Many of our readers are aware of the recent college admissions cheating scandal. Credentials of proposed candidates were misrepresented in an effort to obtain admission to prestigious colleges. Parties to real estate transactions in New York may also misrepresent financial qualifications and property conditions in an effort to close the sale of a property. This post will address the types of misrepresentations that may occur in real estate transactions and the remedies if such misrepresentation is discovered.
From the prospective of a purchaser, misrepresentation can take the following forms. It is not unusual for a contract to purchase a house to contain a provision that the purchaser represents that she has adequate funds to close, has not filed bankruptcy during the past seven years, and is not aware of any judgments filed against her. The purpose of this clause is to deter a seller from entering a contract, taking the property off the market and later discovering that the purchaser cannot obtain cooperative board approval or obtain a loan commitment due to facts that the purchaser knew at the outset of the transaction.

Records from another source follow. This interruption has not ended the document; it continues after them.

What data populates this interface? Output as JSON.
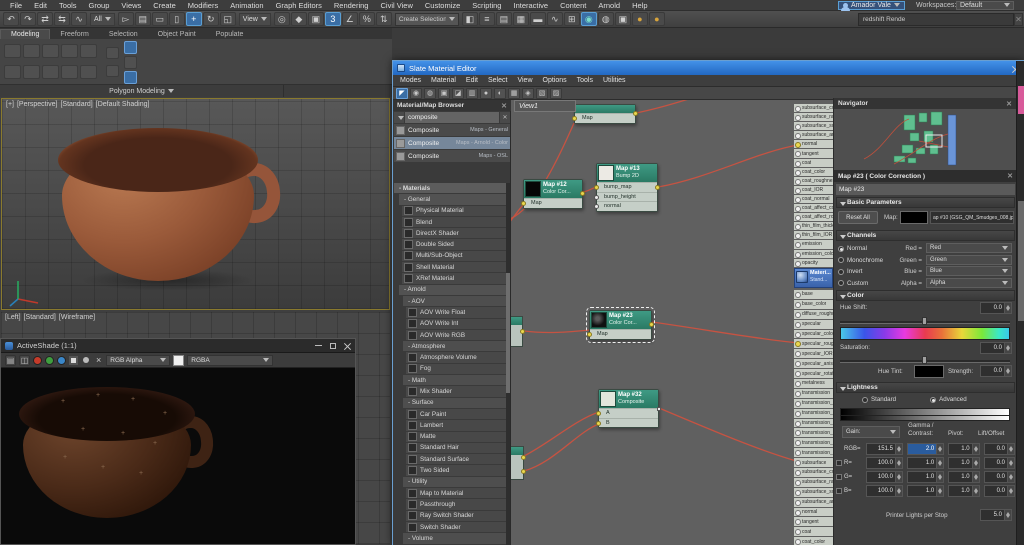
{
  "app": {
    "menu": [
      "File",
      "Edit",
      "Tools",
      "Group",
      "Views",
      "Create",
      "Modifiers",
      "Animation",
      "Graph Editors",
      "Rendering",
      "Civil View",
      "Customize",
      "Scripting",
      "Interactive",
      "Content",
      "Arnold",
      "Help"
    ],
    "user_name": "Amador Vale",
    "workspaces_label": "Workspaces:",
    "workspace_value": "Default",
    "render_search_value": "redshift Rende",
    "selection_filter_value": "All",
    "coord_system_value": "View",
    "named_selection_value": "Create Selection Se",
    "icons_a": [
      {
        "name": "undo-icon",
        "glyph": "↶",
        "cls": ""
      },
      {
        "name": "redo-icon",
        "glyph": "↷",
        "cls": ""
      },
      {
        "name": "select-and-link-icon",
        "glyph": "⇄",
        "cls": ""
      },
      {
        "name": "unlink-selection-icon",
        "glyph": "⇆",
        "cls": ""
      },
      {
        "name": "bind-to-space-warp-icon",
        "glyph": "∿",
        "cls": ""
      }
    ],
    "icons_b": [
      {
        "name": "select-object-icon",
        "glyph": "▻",
        "cls": ""
      },
      {
        "name": "select-by-name-icon",
        "glyph": "▤",
        "cls": ""
      },
      {
        "name": "rectangular-selection-icon",
        "glyph": "▭",
        "cls": ""
      },
      {
        "name": "window-crossing-icon",
        "glyph": "▯",
        "cls": ""
      },
      {
        "name": "select-and-move-icon",
        "glyph": "+",
        "cls": "active"
      },
      {
        "name": "select-and-rotate-icon",
        "glyph": "↻",
        "cls": ""
      },
      {
        "name": "select-and-scale-icon",
        "glyph": "◱",
        "cls": ""
      }
    ],
    "icons_c": [
      {
        "name": "use-pivot-center-icon",
        "glyph": "◎",
        "cls": ""
      },
      {
        "name": "select-and-manipulate-icon",
        "glyph": "◆",
        "cls": ""
      },
      {
        "name": "keyboard-override-icon",
        "glyph": "▣",
        "cls": ""
      },
      {
        "name": "snaps-toggle-icon",
        "glyph": "3",
        "cls": "active"
      },
      {
        "name": "angle-snap-icon",
        "glyph": "∠",
        "cls": ""
      },
      {
        "name": "percent-snap-icon",
        "glyph": "%",
        "cls": ""
      },
      {
        "name": "spinner-snap-icon",
        "glyph": "⇅",
        "cls": ""
      }
    ],
    "icons_d": [
      {
        "name": "mirror-icon",
        "glyph": "◧",
        "cls": ""
      },
      {
        "name": "align-icon",
        "glyph": "≡",
        "cls": ""
      },
      {
        "name": "scene-explorer-icon",
        "glyph": "▤",
        "cls": ""
      },
      {
        "name": "layer-explorer-icon",
        "glyph": "▦",
        "cls": ""
      },
      {
        "name": "ribbon-toggle-icon",
        "glyph": "▬",
        "cls": ""
      },
      {
        "name": "curve-editor-icon",
        "glyph": "∿",
        "cls": ""
      },
      {
        "name": "schematic-view-icon",
        "glyph": "⊞",
        "cls": ""
      },
      {
        "name": "material-editor-icon",
        "glyph": "◉",
        "cls": "mat"
      },
      {
        "name": "render-setup-icon",
        "glyph": "◍",
        "cls": ""
      },
      {
        "name": "rendered-frame-icon",
        "glyph": "▣",
        "cls": ""
      },
      {
        "name": "render-production-icon",
        "glyph": "●",
        "cls": "gold"
      },
      {
        "name": "render-iterative-icon",
        "glyph": "●",
        "cls": "gold"
      }
    ]
  },
  "ribbon": {
    "tabs": [
      {
        "label": "Modeling",
        "cls": "active"
      },
      {
        "label": "Freeform",
        "cls": ""
      },
      {
        "label": "Selection",
        "cls": ""
      },
      {
        "label": "Object Paint",
        "cls": ""
      },
      {
        "label": "Populate",
        "cls": ""
      }
    ],
    "polygon_modeling": "Polygon Modeling"
  },
  "viewport": {
    "labels1": [
      "[+]",
      "[Perspective]",
      "[Standard]",
      "[Default Shading]"
    ],
    "labels2": [
      "[Left]",
      "[Standard]",
      "[Wireframe]"
    ]
  },
  "activeshade": {
    "title": "ActiveShade (1:1)",
    "channel_dropdown": "RGB Alpha",
    "format_dropdown": "RGBA"
  },
  "sme": {
    "title": "Slate Material Editor",
    "menus": [
      "Modes",
      "Material",
      "Edit",
      "Select",
      "View",
      "Options",
      "Tools",
      "Utilities"
    ],
    "toolbar_icons": [
      {
        "name": "select-tool-icon",
        "glyph": "◤",
        "cls": "active"
      },
      {
        "name": "pick-material-icon",
        "glyph": "◉",
        "cls": ""
      },
      {
        "name": "assign-to-selection-icon",
        "glyph": "◍",
        "cls": ""
      },
      {
        "name": "delete-selected-icon",
        "glyph": "▣",
        "cls": ""
      },
      {
        "name": "move-children-icon",
        "glyph": "◪",
        "cls": ""
      },
      {
        "name": "hide-unused-slots-icon",
        "glyph": "▥",
        "cls": ""
      },
      {
        "name": "show-background-icon",
        "glyph": "●",
        "cls": ""
      },
      {
        "name": "show-end-result-icon",
        "glyph": "◐",
        "cls": ""
      },
      {
        "name": "layout-all-icon",
        "glyph": "▦",
        "cls": ""
      },
      {
        "name": "material-id-icon",
        "glyph": "◈",
        "cls": ""
      },
      {
        "name": "select-by-material-icon",
        "glyph": "▧",
        "cls": ""
      },
      {
        "name": "zoom-extents-icon",
        "glyph": "▨",
        "cls": ""
      }
    ],
    "browser": {
      "title": "Material/Map Browser",
      "search_value": "composite",
      "results": [
        {
          "name": "Composite",
          "cat": "Maps - General",
          "cls": ""
        },
        {
          "name": "Composite",
          "cat": "Maps - Arnold - Color",
          "cls": "sel"
        },
        {
          "name": "Composite",
          "cat": "Maps - OSL",
          "cls": ""
        }
      ],
      "tree": [
        {
          "label": "- Materials",
          "cls": "sec1"
        },
        {
          "label": "- General",
          "cls": "sec2"
        },
        {
          "label": "Physical Material",
          "cls": "itm"
        },
        {
          "label": "Blend",
          "cls": "itm"
        },
        {
          "label": "DirectX Shader",
          "cls": "itm"
        },
        {
          "label": "Double Sided",
          "cls": "itm"
        },
        {
          "label": "Multi/Sub-Object",
          "cls": "itm"
        },
        {
          "label": "Shell Material",
          "cls": "itm"
        },
        {
          "label": "XRef Material",
          "cls": "itm"
        },
        {
          "label": "- Arnold",
          "cls": "sec2"
        },
        {
          "label": "- AOV",
          "cls": "sec3"
        },
        {
          "label": "AOV Write Float",
          "cls": "itm2"
        },
        {
          "label": "AOV Write Int",
          "cls": "itm2"
        },
        {
          "label": "AOV Write RGB",
          "cls": "itm2"
        },
        {
          "label": "- Atmosphere",
          "cls": "sec3"
        },
        {
          "label": "Atmosphere Volume",
          "cls": "itm2"
        },
        {
          "label": "Fog",
          "cls": "itm2"
        },
        {
          "label": "- Math",
          "cls": "sec3"
        },
        {
          "label": "Mix Shader",
          "cls": "itm2"
        },
        {
          "label": "- Surface",
          "cls": "sec3"
        },
        {
          "label": "Car Paint",
          "cls": "itm2"
        },
        {
          "label": "Lambert",
          "cls": "itm2"
        },
        {
          "label": "Matte",
          "cls": "itm2"
        },
        {
          "label": "Standard Hair",
          "cls": "itm2"
        },
        {
          "label": "Standard Surface",
          "cls": "itm2"
        },
        {
          "label": "Two Sided",
          "cls": "itm2"
        },
        {
          "label": "- Utility",
          "cls": "sec3"
        },
        {
          "label": "Map to Material",
          "cls": "itm2"
        },
        {
          "label": "Passthrough",
          "cls": "itm2"
        },
        {
          "label": "Ray Switch Shader",
          "cls": "itm2"
        },
        {
          "label": "Switch Shader",
          "cls": "itm2"
        },
        {
          "label": "- Volume",
          "cls": "sec3"
        }
      ]
    },
    "view_tab": "View1",
    "nodes": {
      "maptop": {
        "slot": "Map"
      },
      "map12": {
        "name": "Map #12",
        "type": "Color Cor...",
        "slot": "Map"
      },
      "map13": {
        "name": "Map #13",
        "type": "Bump 2D",
        "slots": [
          "bump_map",
          "bump_height",
          "normal"
        ]
      },
      "map23": {
        "name": "Map #23",
        "type": "Color Cor...",
        "slot": "Map"
      },
      "map32": {
        "name": "Map #32",
        "type": "Composite",
        "slots": [
          "A",
          "B"
        ]
      },
      "surface_partial": {
        "name": "Materi...",
        "type": "Stand..."
      },
      "upper_slots": [
        {
          "label": "subsurface_color",
          "cls": ""
        },
        {
          "label": "subsurface_radius",
          "cls": ""
        },
        {
          "label": "subsurface_scale",
          "cls": ""
        },
        {
          "label": "subsurface_aniso",
          "cls": ""
        },
        {
          "label": "normal",
          "cls": "on"
        },
        {
          "label": "tangent",
          "cls": ""
        },
        {
          "label": "coat",
          "cls": ""
        },
        {
          "label": "coat_color",
          "cls": ""
        },
        {
          "label": "coat_roughness",
          "cls": ""
        },
        {
          "label": "coat_IOR",
          "cls": ""
        },
        {
          "label": "coat_normal",
          "cls": ""
        },
        {
          "label": "coat_affect_color",
          "cls": ""
        },
        {
          "label": "coat_affect_rough",
          "cls": ""
        },
        {
          "label": "thin_film_thickness",
          "cls": ""
        },
        {
          "label": "thin_film_IOR",
          "cls": ""
        },
        {
          "label": "emission",
          "cls": ""
        },
        {
          "label": "emission_color",
          "cls": ""
        },
        {
          "label": "opacity",
          "cls": ""
        }
      ],
      "lower_slots": [
        {
          "label": "base",
          "cls": ""
        },
        {
          "label": "base_color",
          "cls": ""
        },
        {
          "label": "diffuse_roughness",
          "cls": ""
        },
        {
          "label": "specular",
          "cls": ""
        },
        {
          "label": "specular_color",
          "cls": ""
        },
        {
          "label": "specular_roughness",
          "cls": "on"
        },
        {
          "label": "specular_IOR",
          "cls": ""
        },
        {
          "label": "specular_anisotropy",
          "cls": ""
        },
        {
          "label": "specular_rotation",
          "cls": ""
        },
        {
          "label": "metalness",
          "cls": ""
        },
        {
          "label": "transmission",
          "cls": ""
        },
        {
          "label": "transmission_color",
          "cls": ""
        },
        {
          "label": "transmission_depth",
          "cls": ""
        },
        {
          "label": "transmission_scatter",
          "cls": ""
        },
        {
          "label": "transmission_scatter_a",
          "cls": ""
        },
        {
          "label": "transmission_dispersion",
          "cls": ""
        },
        {
          "label": "transmission_extra_rou",
          "cls": ""
        },
        {
          "label": "subsurface",
          "cls": ""
        },
        {
          "label": "subsurface_color",
          "cls": ""
        },
        {
          "label": "subsurface_radius",
          "cls": ""
        },
        {
          "label": "subsurface_scale",
          "cls": ""
        },
        {
          "label": "subsurface_aniso",
          "cls": ""
        },
        {
          "label": "normal",
          "cls": ""
        },
        {
          "label": "tangent",
          "cls": ""
        },
        {
          "label": "coat",
          "cls": ""
        },
        {
          "label": "coat_color",
          "cls": ""
        }
      ]
    },
    "navigator": {
      "title": "Navigator"
    },
    "params": {
      "header": "Map #23  ( Color Correction )",
      "name_value": "Map #23",
      "basic": {
        "title": "Basic Parameters",
        "reset_label": "Reset All",
        "map_label": "Map:",
        "map_value": "ap #10 (GSG_QM_Smudges_008.jp"
      },
      "channels": {
        "title": "Channels",
        "radios": [
          {
            "label": "Normal",
            "state": "on"
          },
          {
            "label": "Monochrome",
            "state": ""
          },
          {
            "label": "Invert",
            "state": ""
          },
          {
            "label": "Custom",
            "state": ""
          }
        ],
        "rows": [
          {
            "eq": "Red =",
            "value": "Red"
          },
          {
            "eq": "Green =",
            "value": "Green"
          },
          {
            "eq": "Blue =",
            "value": "Blue"
          },
          {
            "eq": "Alpha =",
            "value": "Alpha"
          }
        ]
      },
      "color": {
        "title": "Color",
        "hue_shift_label": "Hue Shift:",
        "hue_shift_value": "0.0",
        "saturation_label": "Saturation:",
        "saturation_value": "0.0",
        "hue_tint_label": "Hue Tint:",
        "strength_label": "Strength:",
        "strength_value": "0.0"
      },
      "lightness": {
        "title": "Lightness",
        "modes": [
          {
            "label": "Standard",
            "state": ""
          },
          {
            "label": "Advanced",
            "state": "on"
          }
        ],
        "gain_label": "Gain:",
        "col_gamma_1": "Gamma /",
        "col_gamma_2": "Contrast:",
        "col_pivot": "Pivot:",
        "col_lift": "Lift/Offset",
        "rows": [
          {
            "label": "RGB=",
            "gain": "151.5",
            "gamma": "2.0",
            "pivot": "1.0",
            "lift": "0.0",
            "gcls": "hl",
            "chk": ""
          },
          {
            "label": "R=",
            "gain": "100.0",
            "gamma": "1.0",
            "pivot": "1.0",
            "lift": "0.0",
            "gcls": "",
            "chk": "box"
          },
          {
            "label": "G=",
            "gain": "100.0",
            "gamma": "1.0",
            "pivot": "1.0",
            "lift": "0.0",
            "gcls": "",
            "chk": "box"
          },
          {
            "label": "B=",
            "gain": "100.0",
            "gamma": "1.0",
            "pivot": "1.0",
            "lift": "0.0",
            "gcls": "",
            "chk": "box"
          }
        ],
        "printer_label": "Printer Lights per Stop",
        "printer_value": "5.0"
      }
    }
  }
}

Purchasers also are often required to represent that a loan application will be pursued with diligence. A purchaser may falsely elevate financial details on his mortgage application in an effort to qualify for a mortgage for which he is not otherwise qualified. Lenders protect themselves as to this potential form of misrepresentation by requiring proposed borrowers (and applicants for short sale approval) to deliver a signed IRS form 4506-T. This document allows the lender to obtain tax returns directly from the IRS, in case the borrower falsified tax returns delivered to the lender in an effort to look more favorable as a borrower. In addition, lenders typically contact the borrower’s employer immediately before the closing to confirm continued employment and salary awarded. Cooperative applications commonly contain personal and business letters of reference. Due diligence may dictate that the authors of such letters be contacted to confirm that they did indeed write and submit such letters as part of the board application.